--- REQUIRED WORK ---
All lines in the data that hold the word "value" need copying.

--- DATA FOR THIS EXERCISE ---
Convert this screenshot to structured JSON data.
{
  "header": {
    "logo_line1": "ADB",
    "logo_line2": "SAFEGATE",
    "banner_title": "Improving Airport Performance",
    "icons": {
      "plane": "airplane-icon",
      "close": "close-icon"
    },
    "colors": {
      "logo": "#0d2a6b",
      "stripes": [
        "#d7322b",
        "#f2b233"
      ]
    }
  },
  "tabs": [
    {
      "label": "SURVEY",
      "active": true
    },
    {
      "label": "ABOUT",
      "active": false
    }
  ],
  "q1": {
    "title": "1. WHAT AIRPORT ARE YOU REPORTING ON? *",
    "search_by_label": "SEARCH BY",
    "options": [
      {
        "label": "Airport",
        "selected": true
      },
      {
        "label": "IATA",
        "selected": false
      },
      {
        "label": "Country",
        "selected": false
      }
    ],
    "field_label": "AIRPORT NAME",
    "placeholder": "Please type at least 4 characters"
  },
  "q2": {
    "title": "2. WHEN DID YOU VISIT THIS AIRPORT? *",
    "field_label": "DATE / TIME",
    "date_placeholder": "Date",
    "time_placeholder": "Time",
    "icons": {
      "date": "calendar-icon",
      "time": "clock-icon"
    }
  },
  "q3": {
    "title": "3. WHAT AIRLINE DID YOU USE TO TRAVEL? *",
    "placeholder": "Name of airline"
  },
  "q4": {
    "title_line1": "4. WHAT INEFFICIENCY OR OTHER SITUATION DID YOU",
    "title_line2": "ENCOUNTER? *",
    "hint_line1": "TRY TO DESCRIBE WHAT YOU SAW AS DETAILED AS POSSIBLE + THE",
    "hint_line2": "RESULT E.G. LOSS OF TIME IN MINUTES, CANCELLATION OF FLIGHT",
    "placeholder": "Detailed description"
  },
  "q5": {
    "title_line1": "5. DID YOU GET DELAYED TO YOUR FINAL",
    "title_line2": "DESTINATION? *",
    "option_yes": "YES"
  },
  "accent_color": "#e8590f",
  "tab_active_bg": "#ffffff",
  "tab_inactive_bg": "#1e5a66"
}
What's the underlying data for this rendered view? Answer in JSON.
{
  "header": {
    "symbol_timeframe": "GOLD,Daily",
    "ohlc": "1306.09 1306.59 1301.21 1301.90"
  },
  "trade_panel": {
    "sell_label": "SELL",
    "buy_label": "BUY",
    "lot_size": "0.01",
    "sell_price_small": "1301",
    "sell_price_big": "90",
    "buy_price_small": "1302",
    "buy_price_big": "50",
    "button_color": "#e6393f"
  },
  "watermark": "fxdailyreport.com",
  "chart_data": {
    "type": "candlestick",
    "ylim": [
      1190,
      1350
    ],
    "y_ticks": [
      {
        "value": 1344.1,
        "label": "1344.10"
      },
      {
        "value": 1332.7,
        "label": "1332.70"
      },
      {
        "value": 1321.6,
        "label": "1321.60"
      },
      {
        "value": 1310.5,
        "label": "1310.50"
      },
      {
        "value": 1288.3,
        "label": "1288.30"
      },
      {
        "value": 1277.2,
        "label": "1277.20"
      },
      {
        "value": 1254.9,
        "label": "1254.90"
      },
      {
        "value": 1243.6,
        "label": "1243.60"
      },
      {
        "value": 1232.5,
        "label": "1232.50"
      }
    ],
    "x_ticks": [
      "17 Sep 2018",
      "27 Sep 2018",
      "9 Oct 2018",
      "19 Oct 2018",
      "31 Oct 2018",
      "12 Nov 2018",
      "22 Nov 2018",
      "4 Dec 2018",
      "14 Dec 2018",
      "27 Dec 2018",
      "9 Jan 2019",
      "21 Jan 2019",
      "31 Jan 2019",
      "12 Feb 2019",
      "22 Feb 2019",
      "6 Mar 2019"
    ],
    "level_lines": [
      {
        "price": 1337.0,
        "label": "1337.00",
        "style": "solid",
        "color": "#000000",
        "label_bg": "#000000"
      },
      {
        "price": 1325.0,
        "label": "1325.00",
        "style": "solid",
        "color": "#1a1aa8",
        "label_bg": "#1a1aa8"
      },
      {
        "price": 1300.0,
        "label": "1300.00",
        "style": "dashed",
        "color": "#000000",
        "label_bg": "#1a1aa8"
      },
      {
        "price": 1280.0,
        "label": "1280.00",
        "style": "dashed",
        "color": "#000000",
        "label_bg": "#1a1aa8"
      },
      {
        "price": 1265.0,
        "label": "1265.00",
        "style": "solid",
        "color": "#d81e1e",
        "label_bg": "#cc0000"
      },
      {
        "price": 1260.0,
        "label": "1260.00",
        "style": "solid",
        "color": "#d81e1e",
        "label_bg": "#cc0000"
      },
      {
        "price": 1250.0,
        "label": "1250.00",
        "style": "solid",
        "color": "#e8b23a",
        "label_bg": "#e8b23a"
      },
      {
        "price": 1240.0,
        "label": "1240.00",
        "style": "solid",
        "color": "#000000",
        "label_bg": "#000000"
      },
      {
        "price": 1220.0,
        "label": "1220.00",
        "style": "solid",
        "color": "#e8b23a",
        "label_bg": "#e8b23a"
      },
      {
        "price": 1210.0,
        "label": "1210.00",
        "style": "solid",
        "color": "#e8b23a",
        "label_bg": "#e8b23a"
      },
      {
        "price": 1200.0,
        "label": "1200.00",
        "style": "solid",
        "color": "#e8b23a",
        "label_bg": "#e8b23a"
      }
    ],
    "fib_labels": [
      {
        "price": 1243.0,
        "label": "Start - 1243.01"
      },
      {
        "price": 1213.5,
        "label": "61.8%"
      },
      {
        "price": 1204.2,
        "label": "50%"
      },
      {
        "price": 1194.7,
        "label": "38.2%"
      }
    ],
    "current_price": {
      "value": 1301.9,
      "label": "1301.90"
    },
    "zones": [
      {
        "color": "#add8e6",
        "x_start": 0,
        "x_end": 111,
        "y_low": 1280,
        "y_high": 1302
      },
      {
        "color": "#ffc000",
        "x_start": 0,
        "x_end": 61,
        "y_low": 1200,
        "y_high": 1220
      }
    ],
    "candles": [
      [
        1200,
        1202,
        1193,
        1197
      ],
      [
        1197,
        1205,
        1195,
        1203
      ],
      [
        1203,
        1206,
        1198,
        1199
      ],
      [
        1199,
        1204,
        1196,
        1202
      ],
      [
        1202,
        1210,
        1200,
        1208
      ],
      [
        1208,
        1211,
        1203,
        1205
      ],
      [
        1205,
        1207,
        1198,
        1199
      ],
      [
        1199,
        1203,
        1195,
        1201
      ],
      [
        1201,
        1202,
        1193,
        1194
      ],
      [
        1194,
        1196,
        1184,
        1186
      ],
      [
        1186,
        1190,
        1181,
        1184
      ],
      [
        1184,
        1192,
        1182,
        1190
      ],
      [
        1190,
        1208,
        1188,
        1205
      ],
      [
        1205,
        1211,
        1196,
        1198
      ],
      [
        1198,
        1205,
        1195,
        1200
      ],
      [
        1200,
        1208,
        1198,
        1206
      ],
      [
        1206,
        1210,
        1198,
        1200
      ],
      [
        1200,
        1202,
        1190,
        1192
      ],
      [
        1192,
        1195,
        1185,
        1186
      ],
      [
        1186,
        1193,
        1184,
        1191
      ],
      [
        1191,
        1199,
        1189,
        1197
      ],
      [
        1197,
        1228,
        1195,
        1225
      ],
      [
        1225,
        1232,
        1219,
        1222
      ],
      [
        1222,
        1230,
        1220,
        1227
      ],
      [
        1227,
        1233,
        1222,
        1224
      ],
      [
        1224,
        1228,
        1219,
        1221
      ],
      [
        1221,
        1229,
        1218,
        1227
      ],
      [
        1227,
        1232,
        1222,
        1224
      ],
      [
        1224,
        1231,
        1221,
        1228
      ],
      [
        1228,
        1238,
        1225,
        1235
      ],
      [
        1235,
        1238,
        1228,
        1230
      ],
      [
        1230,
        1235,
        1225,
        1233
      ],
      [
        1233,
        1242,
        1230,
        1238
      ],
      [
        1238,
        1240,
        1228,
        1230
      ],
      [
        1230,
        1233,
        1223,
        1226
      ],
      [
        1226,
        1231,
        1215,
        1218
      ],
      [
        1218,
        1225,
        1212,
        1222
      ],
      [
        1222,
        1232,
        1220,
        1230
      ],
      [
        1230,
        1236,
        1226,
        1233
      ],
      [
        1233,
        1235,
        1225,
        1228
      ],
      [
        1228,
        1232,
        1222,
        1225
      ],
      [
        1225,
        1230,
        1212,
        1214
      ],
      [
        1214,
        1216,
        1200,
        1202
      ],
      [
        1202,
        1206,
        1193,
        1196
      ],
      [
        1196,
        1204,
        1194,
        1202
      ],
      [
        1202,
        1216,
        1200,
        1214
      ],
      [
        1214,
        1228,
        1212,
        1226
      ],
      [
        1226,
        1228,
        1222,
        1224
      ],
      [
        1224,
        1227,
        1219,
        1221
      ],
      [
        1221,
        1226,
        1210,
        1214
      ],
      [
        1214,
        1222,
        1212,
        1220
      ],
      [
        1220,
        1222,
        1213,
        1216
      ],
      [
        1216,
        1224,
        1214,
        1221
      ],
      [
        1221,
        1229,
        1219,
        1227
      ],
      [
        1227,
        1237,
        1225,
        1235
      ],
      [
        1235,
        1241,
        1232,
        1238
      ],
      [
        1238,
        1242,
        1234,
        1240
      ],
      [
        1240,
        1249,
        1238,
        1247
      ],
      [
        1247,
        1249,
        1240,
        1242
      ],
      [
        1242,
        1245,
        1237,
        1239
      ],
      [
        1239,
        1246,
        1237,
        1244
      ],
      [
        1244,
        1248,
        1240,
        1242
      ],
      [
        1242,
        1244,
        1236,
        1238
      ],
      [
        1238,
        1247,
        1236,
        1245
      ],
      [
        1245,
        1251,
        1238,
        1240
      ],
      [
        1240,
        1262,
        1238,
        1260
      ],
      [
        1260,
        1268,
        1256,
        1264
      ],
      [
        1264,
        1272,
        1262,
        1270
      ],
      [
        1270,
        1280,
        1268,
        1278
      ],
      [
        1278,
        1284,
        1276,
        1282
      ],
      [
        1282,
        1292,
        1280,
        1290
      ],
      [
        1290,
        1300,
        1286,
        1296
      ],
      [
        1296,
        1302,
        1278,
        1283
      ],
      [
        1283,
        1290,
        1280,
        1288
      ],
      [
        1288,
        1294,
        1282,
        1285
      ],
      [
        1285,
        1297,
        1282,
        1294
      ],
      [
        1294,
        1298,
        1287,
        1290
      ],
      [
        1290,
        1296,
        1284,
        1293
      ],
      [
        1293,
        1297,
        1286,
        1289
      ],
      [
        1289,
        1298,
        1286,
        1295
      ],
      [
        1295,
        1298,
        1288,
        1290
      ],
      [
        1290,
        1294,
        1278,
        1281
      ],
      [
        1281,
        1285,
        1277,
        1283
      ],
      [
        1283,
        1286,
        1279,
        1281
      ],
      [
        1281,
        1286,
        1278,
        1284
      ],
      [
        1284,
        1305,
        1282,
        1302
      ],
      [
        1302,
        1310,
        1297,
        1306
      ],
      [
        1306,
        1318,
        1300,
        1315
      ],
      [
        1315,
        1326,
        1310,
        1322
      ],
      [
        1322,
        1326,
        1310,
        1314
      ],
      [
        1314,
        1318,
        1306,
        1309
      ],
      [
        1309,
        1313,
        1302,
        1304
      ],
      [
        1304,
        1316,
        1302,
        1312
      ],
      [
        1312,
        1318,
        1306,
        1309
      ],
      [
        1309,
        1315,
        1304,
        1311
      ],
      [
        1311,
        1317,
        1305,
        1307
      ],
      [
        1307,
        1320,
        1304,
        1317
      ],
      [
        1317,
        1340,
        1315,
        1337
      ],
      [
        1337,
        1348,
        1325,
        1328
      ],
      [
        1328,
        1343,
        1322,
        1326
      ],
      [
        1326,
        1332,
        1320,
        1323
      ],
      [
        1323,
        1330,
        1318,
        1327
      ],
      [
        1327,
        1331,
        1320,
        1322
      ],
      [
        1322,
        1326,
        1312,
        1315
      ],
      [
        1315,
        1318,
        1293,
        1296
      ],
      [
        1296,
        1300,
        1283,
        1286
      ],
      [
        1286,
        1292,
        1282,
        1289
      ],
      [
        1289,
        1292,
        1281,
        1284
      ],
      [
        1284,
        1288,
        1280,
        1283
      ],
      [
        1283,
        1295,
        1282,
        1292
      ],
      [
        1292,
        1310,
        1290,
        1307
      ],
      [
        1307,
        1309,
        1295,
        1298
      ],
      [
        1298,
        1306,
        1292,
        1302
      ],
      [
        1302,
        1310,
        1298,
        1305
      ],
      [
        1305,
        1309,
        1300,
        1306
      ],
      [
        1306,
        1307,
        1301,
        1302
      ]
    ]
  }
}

--- RESULT OF THE TASK ---
        "value": 1344.1,
        "value": 1332.7,
        "value": 1321.6,
        "value": 1310.5,
        "value": 1288.3,
        "value": 1277.2,
        "value": 1254.9,
        "value": 1243.6,
        "value": 1232.5,
      "value": 1301.9,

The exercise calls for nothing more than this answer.